Rebellion Record: a Diary of American Events: Documents and Narratives, Volume 5. (ed. Frank Moore), Doc. 121.-surrender of Munfordville, Ky. (search)
n Wednesday morning, at two A. M., marching out of the works at six A. M., with all the honors of war, drums beating and colors flying, we being allowed, by the terms of surrender, our side-arms and all private property, and four days rations. Officers and men were immediately paroled, and are about to start for the Ohio River. I have the honor to be, your ob't servant, J. T. Wilder, Colonel Commanding U. S. Forces at Green River. Colonel Dunham's report. Louisville, Ky., September 30, 1862. To the A. A. General and Chief of Staff of the Army of Kentucky: sir: I have the honor to report that in obedience to an order of Major-General Gilbert, on the thirteenth instant, at eleven o'clock P. M. left the depot of the Louisville and Nashville Railroad with six companies of the Fiftieth regiment Indiana volunteers, and one company (K) of the Seventy-eighth Indiana, attached to the Fiftieth for duty — in all four hundred and forty-six strong, rank and file — for Green River,

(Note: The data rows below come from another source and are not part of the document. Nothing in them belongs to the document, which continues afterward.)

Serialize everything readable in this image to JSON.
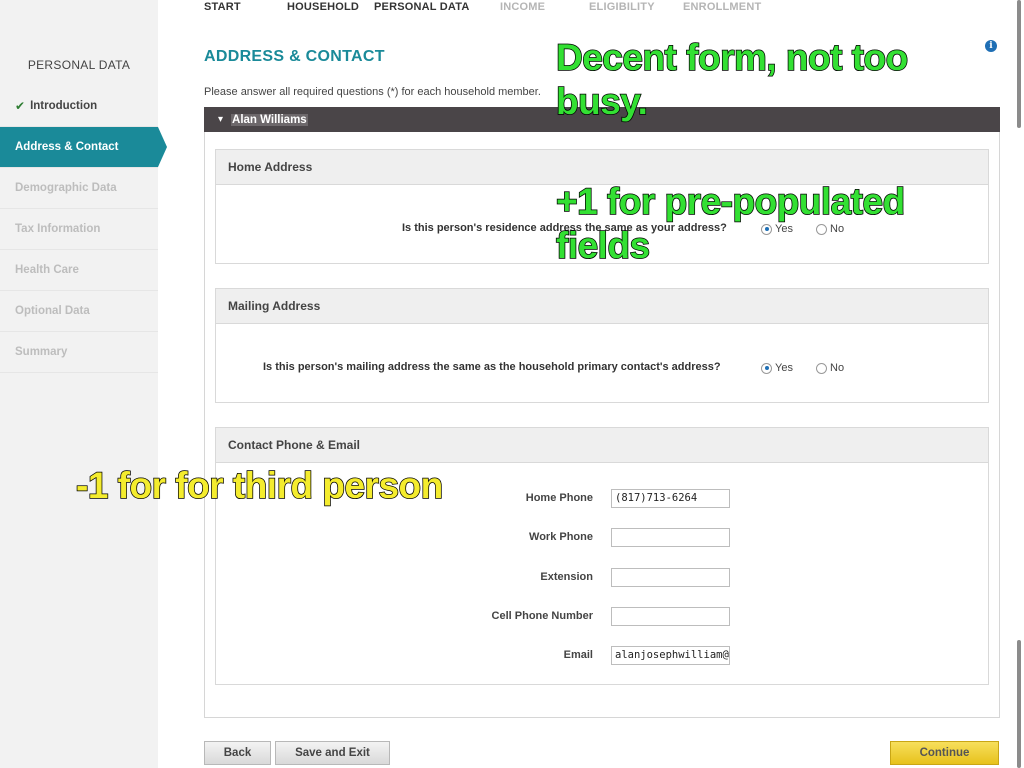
{
  "nav": {
    "steps": [
      {
        "label": "START",
        "state": "done"
      },
      {
        "label": "HOUSEHOLD",
        "state": "done"
      },
      {
        "label": "PERSONAL DATA",
        "state": "current"
      },
      {
        "label": "INCOME",
        "state": "future"
      },
      {
        "label": "ELIGIBILITY",
        "state": "future"
      },
      {
        "label": "ENROLLMENT",
        "state": "future"
      }
    ]
  },
  "sidebar": {
    "title": "PERSONAL DATA",
    "items": [
      {
        "label": "Introduction",
        "state": "done"
      },
      {
        "label": "Address & Contact",
        "state": "active"
      },
      {
        "label": "Demographic Data",
        "state": "disabled"
      },
      {
        "label": "Tax Information",
        "state": "disabled"
      },
      {
        "label": "Health Care",
        "state": "disabled"
      },
      {
        "label": "Optional Data",
        "state": "disabled"
      },
      {
        "label": "Summary",
        "state": "disabled"
      }
    ]
  },
  "header": {
    "title": "ADDRESS & CONTACT",
    "instructions": "Please answer all required questions (*) for each household member.",
    "info_icon": "info-icon"
  },
  "person": {
    "name": "Alan Williams",
    "chevron": "▾"
  },
  "sections": {
    "home": {
      "title": "Home Address",
      "question": "Is this person's residence address the same as your address?",
      "yes": "Yes",
      "no": "No",
      "selected": "Yes"
    },
    "mailing": {
      "title": "Mailing Address",
      "question": "Is this person's mailing address the same as the household primary contact's address?",
      "yes": "Yes",
      "no": "No",
      "selected": "Yes"
    },
    "contact": {
      "title": "Contact Phone & Email",
      "fields": [
        {
          "label": "Home Phone",
          "value": "(817)713-6264"
        },
        {
          "label": "Work Phone",
          "value": ""
        },
        {
          "label": "Extension",
          "value": ""
        },
        {
          "label": "Cell Phone Number",
          "value": ""
        },
        {
          "label": "Email",
          "value": "alanjosephwilliam@g"
        }
      ]
    }
  },
  "buttons": {
    "back": "Back",
    "save_exit": "Save and Exit",
    "continue": "Continue"
  },
  "annotations": {
    "note1": "Decent form, not too\nbusy.",
    "note2": "+1 for pre-populated\nfields",
    "note3": "-1 for for third person"
  },
  "colors": {
    "accent": "#1a8a99",
    "person_bar": "#4a4548",
    "continue_button": "#e9c623",
    "annotation_green": "#33e033",
    "annotation_yellow": "#f4ec2e"
  }
}
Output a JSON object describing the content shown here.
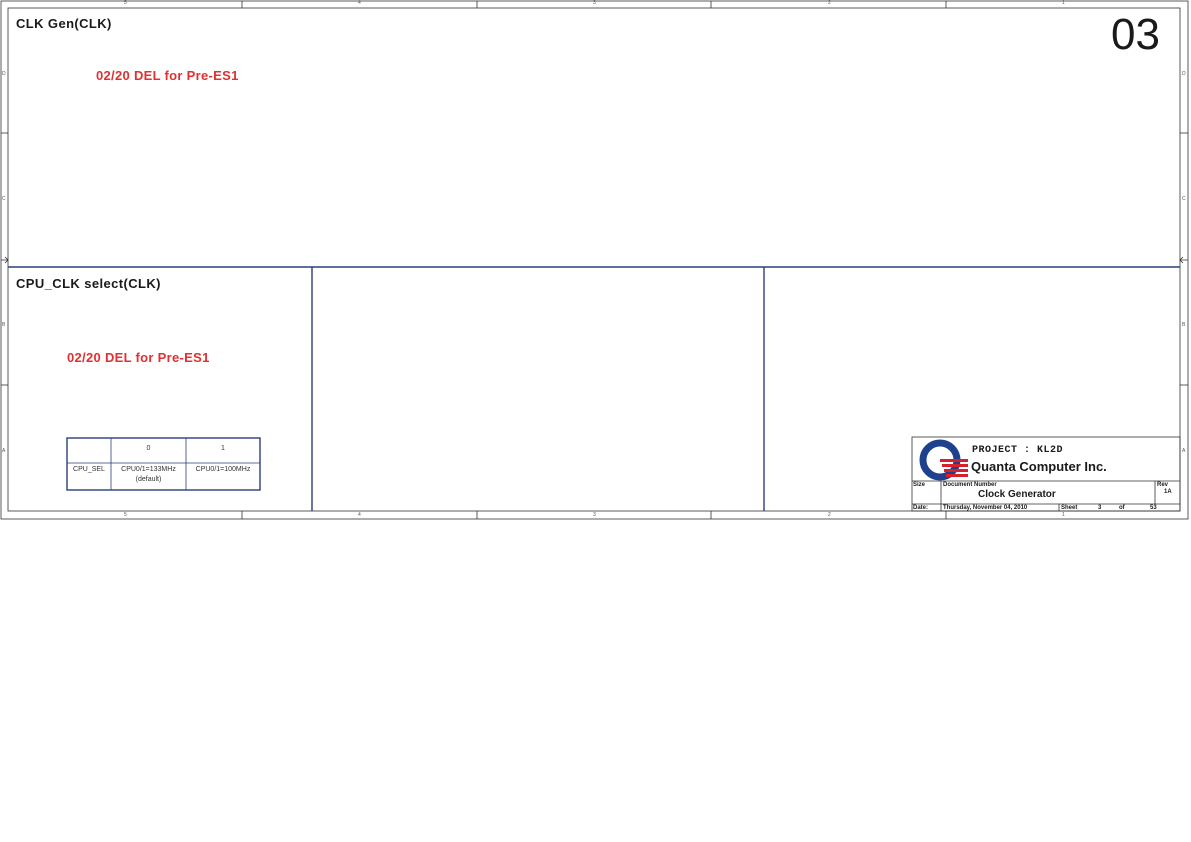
{
  "sheet": {
    "number": "03",
    "border_color": "#2b3f7a",
    "zone_columns_top": [
      "5",
      "4",
      "3",
      "2",
      "1"
    ],
    "zone_columns_bottom": [
      "5",
      "4",
      "3",
      "2",
      "1"
    ],
    "zone_rows": [
      "D",
      "C",
      "B",
      "A"
    ]
  },
  "sections": {
    "clk_gen": {
      "title": "CLK Gen(CLK)",
      "note": "02/20 DEL for Pre-ES1"
    },
    "cpu_clk_select": {
      "title": "CPU_CLK select(CLK)",
      "note": "02/20 DEL for Pre-ES1",
      "table": {
        "header": [
          "",
          "0",
          "1"
        ],
        "row_label": "CPU_SEL",
        "row_value_0": "CPU0/1=133MHz",
        "row_value_0_sub": "(default)",
        "row_value_1": "CPU0/1=100MHz"
      }
    }
  },
  "title_block": {
    "project": "PROJECT : KL2D",
    "company": "Quanta Computer Inc.",
    "size_label": "Size",
    "doc_number_label": "Document Number",
    "doc_name": "Clock Generator",
    "rev_label": "Rev",
    "rev_value": "1A",
    "date_label": "Date:",
    "date_value": "Thursday, November 04, 2010",
    "sheet_label": "Sheet",
    "sheet_current": "3",
    "of_label": "of",
    "sheet_total": "53",
    "logo_colors": {
      "blue": "#1f3f8f",
      "red": "#d8202a"
    }
  },
  "colors": {
    "note_red": "#e03030"
  }
}
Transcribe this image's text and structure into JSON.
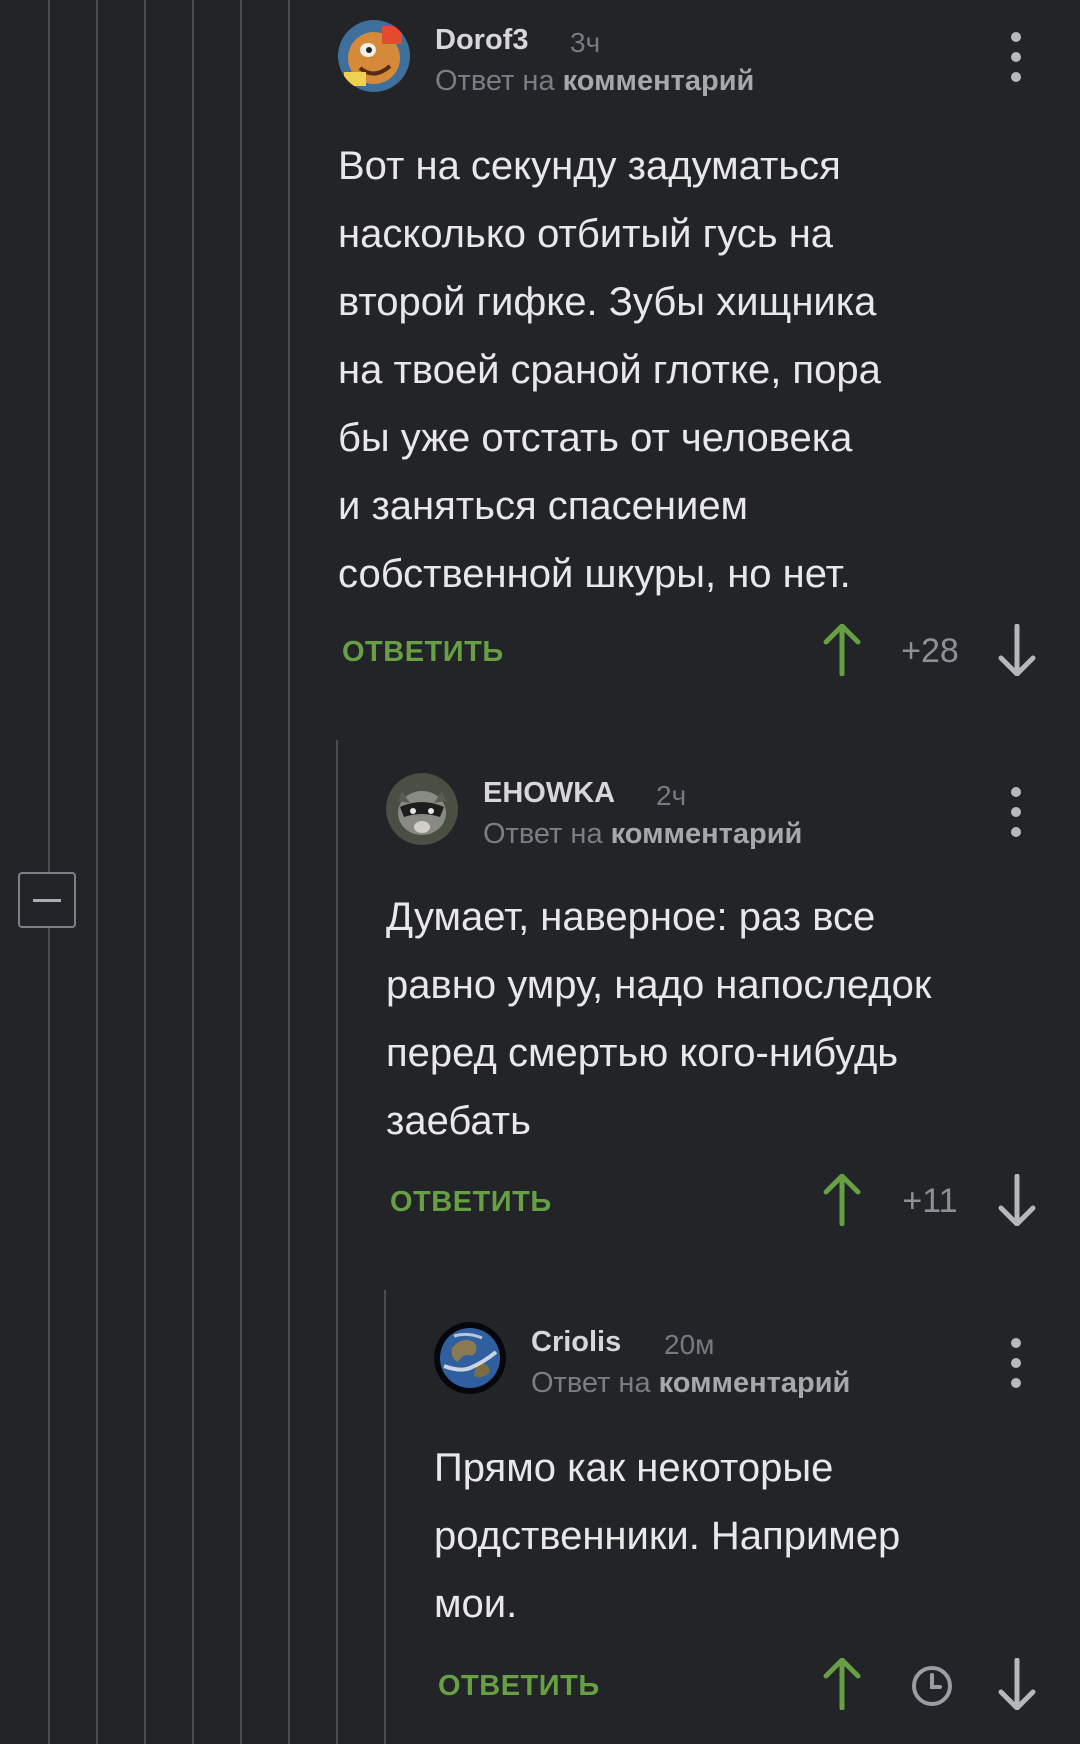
{
  "colors": {
    "background": "#222427",
    "thread_line": "#4a4c50",
    "reply_green": "#67a044",
    "text": "#e8e8e8",
    "muted": "#7a7d81"
  },
  "comments": [
    {
      "username": "Dorof3",
      "time": "3ч",
      "reply_prefix": "Ответ на",
      "reply_target": "комментарий",
      "text": "Вот на секунду задуматься\nнасколько отбитый гусь на\nвторой гифке. Зубы хищника\nна твоей сраной глотке, пора\nбы уже отстать от человека\nи заняться спасением\nсобственной шкуры, но нет.",
      "reply_label": "ОТВЕТИТЬ",
      "rating": "+28",
      "avatar_icon": "cartoon-avatar"
    },
    {
      "username": "EHOWKA",
      "time": "2ч",
      "reply_prefix": "Ответ на",
      "reply_target": "комментарий",
      "text": "Думает, наверное: раз все\nравно умру, надо напоследок\nперед смертью кого-нибудь\nзаебать",
      "reply_label": "ОТВЕТИТЬ",
      "rating": "+11",
      "avatar_icon": "raccoon-avatar"
    },
    {
      "username": "Criolis",
      "time": "20м",
      "reply_prefix": "Ответ на",
      "reply_target": "комментарий",
      "text": "Прямо как некоторые\nродственники. Например\nмои.",
      "reply_label": "ОТВЕТИТЬ",
      "rating_icon": "clock-icon",
      "avatar_icon": "earth-avatar"
    }
  ]
}
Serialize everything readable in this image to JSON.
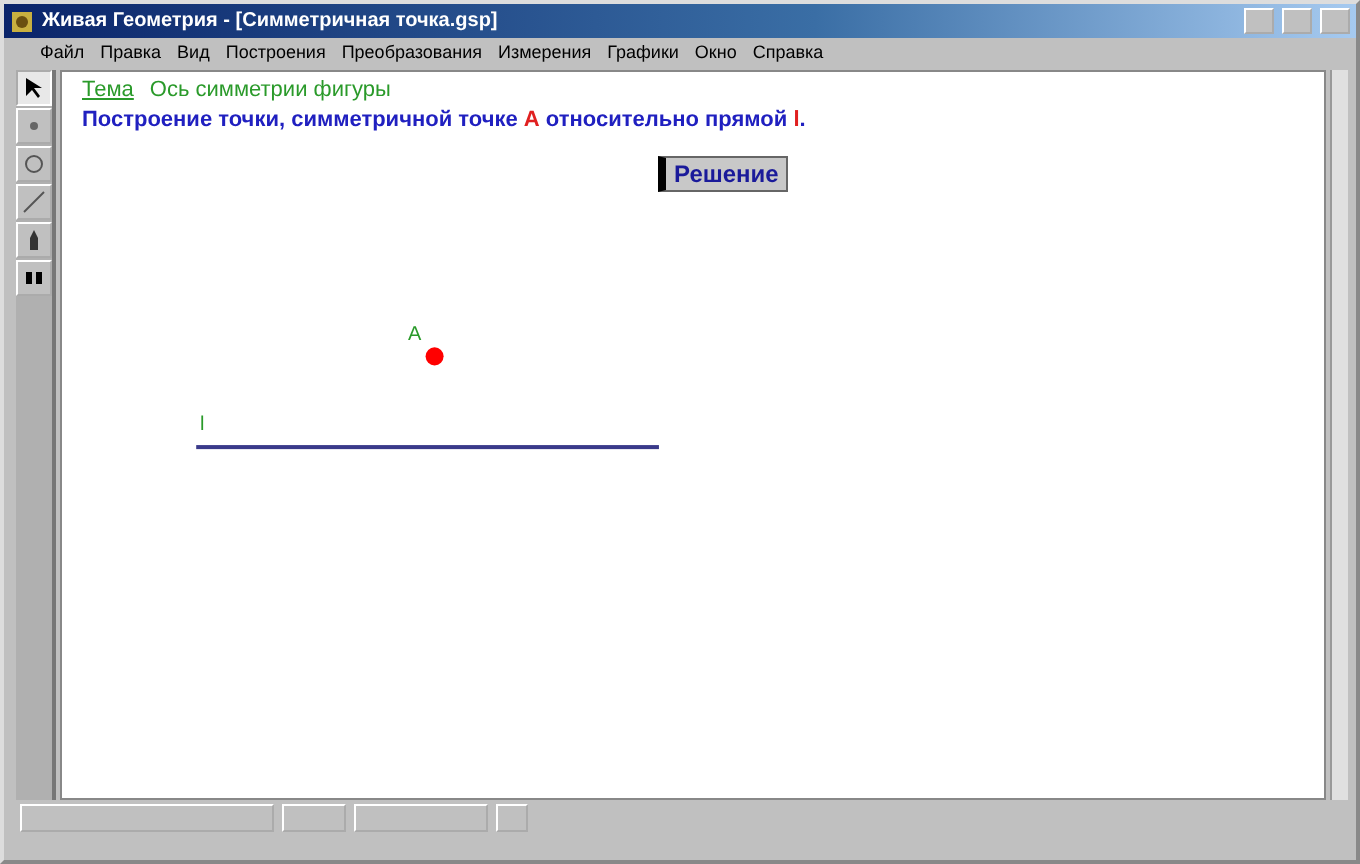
{
  "window": {
    "title": "Живая Геометрия - [Симметричная точка.gsp]"
  },
  "menu": [
    "Файл",
    "Правка",
    "Вид",
    "Построения",
    "Преобразования",
    "Измерения",
    "Графики",
    "Окно",
    "Справка"
  ],
  "tools": [
    {
      "kind": "arrow",
      "selected": true
    },
    {
      "kind": "point",
      "selected": false
    },
    {
      "kind": "circle",
      "selected": false
    },
    {
      "kind": "line",
      "selected": false
    },
    {
      "kind": "text",
      "selected": false
    },
    {
      "kind": "script",
      "selected": false
    }
  ],
  "sketch": {
    "topic_link": "Тема",
    "topic": "Ось симметрии фигуры",
    "task": "Построение точки, симметричной точке **A** относительно прямой **l**.",
    "solution_button": "Решение",
    "point_label": "A",
    "line_label": "l"
  }
}
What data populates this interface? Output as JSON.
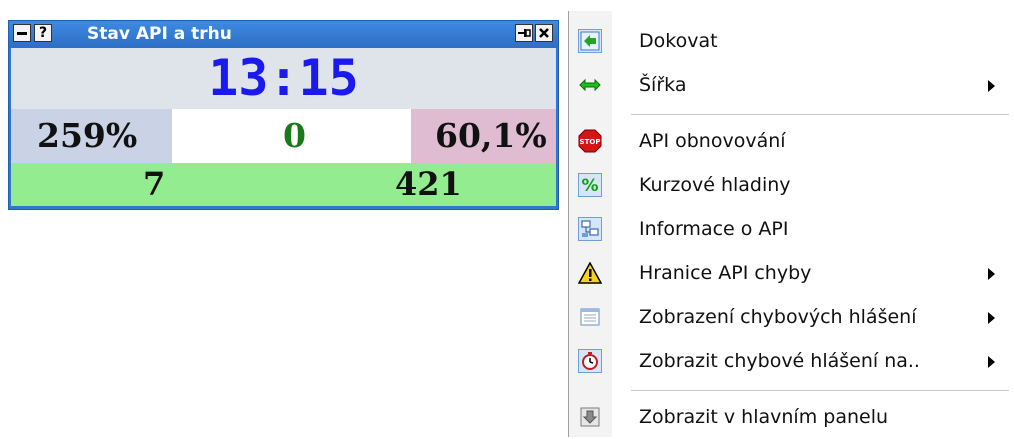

tam 14,000 small arms were collected, besides the large number carried off by citizens and those distributed on the ground to recruits and other unarmed men, arriving immediately after the battle. At South-Mountain no collection of small arms was made, owing to the haste of the pursuit from that point. Four hundred small arms were taken from the opposite side of the Potomac. Geo. B. Mcclellan, Major-General Commanding. General Halleck to General McClellan. Washington, D. C., September 30, 1862. Major-General McClellan, Commanding, etc.: General: Your report of yesterday, giving the results of the battles of South-Mountain and Antietam, has been received and submitted to the President. They were not only hard-fought battles, but well-earned and decided victories. The valor and endurance of your army in the several conflicts which terminated in the expulsion of the enemy from the loyal State of Maryland, are creditable alike to the troops and to the officers who command